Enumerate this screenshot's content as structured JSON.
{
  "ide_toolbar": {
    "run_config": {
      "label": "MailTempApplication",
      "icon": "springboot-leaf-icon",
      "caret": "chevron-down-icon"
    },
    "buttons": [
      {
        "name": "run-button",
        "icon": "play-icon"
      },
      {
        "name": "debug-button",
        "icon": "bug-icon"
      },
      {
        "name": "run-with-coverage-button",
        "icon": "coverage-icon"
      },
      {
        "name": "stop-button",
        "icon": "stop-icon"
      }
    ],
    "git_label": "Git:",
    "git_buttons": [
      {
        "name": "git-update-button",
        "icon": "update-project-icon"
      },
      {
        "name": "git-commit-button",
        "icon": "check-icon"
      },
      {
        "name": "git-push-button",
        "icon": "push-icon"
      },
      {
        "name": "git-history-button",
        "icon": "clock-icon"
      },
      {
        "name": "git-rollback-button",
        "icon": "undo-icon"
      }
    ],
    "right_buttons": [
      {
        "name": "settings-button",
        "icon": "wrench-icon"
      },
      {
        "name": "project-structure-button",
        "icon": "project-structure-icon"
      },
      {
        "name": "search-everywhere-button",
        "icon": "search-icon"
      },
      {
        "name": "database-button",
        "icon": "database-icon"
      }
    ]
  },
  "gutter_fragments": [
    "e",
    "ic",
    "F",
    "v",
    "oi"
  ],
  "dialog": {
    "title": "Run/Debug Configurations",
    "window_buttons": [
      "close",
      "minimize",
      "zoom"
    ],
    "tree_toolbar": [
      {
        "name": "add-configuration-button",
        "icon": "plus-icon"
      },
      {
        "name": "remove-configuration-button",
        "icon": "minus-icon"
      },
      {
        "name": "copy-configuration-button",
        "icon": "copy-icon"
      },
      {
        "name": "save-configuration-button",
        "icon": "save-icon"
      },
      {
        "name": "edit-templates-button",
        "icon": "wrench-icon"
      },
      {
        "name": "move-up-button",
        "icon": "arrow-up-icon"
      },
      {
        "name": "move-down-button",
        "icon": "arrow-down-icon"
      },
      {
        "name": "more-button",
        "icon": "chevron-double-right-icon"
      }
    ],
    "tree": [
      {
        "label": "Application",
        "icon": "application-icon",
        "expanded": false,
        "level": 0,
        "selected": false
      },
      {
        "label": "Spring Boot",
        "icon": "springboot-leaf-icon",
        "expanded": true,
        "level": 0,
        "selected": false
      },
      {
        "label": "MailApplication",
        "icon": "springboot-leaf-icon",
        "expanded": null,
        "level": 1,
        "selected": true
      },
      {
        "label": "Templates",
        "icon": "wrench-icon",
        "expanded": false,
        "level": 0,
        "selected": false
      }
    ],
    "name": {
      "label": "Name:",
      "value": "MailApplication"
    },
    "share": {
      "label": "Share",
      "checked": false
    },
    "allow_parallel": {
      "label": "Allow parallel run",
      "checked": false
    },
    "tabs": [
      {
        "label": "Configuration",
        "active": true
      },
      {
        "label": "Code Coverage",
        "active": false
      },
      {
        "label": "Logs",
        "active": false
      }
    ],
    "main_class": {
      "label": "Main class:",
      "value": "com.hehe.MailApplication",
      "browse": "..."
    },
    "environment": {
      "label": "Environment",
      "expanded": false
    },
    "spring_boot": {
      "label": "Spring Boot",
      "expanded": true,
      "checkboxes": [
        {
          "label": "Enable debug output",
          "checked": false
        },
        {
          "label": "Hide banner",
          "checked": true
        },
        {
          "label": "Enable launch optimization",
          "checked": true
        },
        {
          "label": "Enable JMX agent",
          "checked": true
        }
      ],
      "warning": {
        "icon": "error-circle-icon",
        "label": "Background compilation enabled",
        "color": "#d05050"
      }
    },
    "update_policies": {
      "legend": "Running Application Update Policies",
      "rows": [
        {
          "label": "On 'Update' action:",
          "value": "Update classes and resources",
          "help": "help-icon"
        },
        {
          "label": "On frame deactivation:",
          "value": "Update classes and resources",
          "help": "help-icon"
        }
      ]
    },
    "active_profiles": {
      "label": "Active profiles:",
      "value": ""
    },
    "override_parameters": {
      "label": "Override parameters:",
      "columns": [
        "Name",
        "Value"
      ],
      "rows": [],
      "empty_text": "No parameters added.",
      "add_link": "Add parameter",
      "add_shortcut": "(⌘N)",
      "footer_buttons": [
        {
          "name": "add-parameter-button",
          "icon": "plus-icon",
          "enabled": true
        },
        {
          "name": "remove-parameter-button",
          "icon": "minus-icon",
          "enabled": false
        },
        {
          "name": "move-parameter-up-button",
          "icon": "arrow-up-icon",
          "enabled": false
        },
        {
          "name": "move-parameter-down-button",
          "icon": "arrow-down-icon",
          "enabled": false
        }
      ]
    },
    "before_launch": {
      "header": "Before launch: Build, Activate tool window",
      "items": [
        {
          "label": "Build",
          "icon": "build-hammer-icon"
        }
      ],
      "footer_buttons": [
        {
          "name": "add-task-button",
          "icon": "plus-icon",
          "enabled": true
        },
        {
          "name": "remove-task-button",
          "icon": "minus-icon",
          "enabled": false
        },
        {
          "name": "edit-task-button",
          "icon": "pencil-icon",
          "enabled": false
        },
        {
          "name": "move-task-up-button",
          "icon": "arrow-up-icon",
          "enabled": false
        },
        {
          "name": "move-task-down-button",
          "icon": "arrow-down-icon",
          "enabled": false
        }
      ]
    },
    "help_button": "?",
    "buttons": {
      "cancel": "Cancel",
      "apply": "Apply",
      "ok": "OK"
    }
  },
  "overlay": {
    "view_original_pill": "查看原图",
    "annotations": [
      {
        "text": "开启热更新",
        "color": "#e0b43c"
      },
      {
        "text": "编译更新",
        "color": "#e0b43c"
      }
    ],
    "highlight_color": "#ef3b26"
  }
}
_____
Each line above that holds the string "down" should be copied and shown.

■ **Final answer**:
      "caret": "chevron-down-icon"
        "name": "move-down-button",
        "icon": "arrow-down-icon"
          "name": "move-parameter-down-button",
          "icon": "arrow-down-icon",
          "name": "move-task-down-button",
          "icon": "arrow-down-icon",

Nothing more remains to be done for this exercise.